Work order:
Lines from the listing below that contain the string "true" are to be reported.

- Opening Delimiter -

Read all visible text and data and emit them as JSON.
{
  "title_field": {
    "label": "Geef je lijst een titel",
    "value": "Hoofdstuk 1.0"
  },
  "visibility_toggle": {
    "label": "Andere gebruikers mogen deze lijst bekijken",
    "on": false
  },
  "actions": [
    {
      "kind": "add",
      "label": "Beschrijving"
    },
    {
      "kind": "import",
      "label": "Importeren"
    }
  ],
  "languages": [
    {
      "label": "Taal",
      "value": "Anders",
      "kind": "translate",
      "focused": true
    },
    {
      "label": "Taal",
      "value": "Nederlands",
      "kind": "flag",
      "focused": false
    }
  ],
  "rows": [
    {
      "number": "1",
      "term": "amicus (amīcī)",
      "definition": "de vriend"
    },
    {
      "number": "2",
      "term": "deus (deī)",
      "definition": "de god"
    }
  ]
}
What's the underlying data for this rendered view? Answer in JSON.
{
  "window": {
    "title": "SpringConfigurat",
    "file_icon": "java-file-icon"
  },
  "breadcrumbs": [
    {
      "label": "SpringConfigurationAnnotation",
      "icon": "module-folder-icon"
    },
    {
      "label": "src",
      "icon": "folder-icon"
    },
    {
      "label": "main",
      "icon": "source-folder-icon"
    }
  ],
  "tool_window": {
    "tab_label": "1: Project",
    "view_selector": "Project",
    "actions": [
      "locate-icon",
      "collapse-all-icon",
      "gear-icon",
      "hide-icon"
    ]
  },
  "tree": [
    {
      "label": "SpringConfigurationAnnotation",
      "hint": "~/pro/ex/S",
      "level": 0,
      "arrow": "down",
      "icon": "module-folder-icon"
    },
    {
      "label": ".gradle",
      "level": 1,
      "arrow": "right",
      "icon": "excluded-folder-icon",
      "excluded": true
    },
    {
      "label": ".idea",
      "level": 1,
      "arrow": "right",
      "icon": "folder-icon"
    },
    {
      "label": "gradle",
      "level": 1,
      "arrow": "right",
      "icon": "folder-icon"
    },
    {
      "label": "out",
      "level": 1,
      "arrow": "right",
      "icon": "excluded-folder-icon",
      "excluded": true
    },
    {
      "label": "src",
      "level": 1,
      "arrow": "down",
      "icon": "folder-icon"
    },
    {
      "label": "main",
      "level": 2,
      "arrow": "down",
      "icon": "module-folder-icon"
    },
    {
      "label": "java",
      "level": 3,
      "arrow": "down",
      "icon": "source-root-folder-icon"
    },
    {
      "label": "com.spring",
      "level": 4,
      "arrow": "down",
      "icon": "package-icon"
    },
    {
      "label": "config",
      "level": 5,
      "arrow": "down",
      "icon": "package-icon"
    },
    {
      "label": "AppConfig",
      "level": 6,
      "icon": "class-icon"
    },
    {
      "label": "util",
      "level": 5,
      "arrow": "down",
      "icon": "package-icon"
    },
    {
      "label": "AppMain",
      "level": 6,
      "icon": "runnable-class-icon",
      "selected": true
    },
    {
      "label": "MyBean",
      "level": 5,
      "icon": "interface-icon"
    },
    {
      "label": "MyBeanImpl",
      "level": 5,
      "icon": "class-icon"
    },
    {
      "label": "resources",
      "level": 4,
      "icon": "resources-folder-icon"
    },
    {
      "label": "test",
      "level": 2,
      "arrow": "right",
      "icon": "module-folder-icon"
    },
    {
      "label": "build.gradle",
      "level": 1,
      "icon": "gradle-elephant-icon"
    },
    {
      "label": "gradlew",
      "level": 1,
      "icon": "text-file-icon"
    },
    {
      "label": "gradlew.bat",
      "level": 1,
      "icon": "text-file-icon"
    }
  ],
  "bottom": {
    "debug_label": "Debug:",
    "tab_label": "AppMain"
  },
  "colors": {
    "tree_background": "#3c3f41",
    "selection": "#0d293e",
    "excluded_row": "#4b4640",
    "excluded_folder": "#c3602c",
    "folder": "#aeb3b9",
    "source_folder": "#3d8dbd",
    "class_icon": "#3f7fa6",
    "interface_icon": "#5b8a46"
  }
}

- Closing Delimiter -

Answer space:
      "focused": true
      "excluded": true
      "excluded": true
      "selected": true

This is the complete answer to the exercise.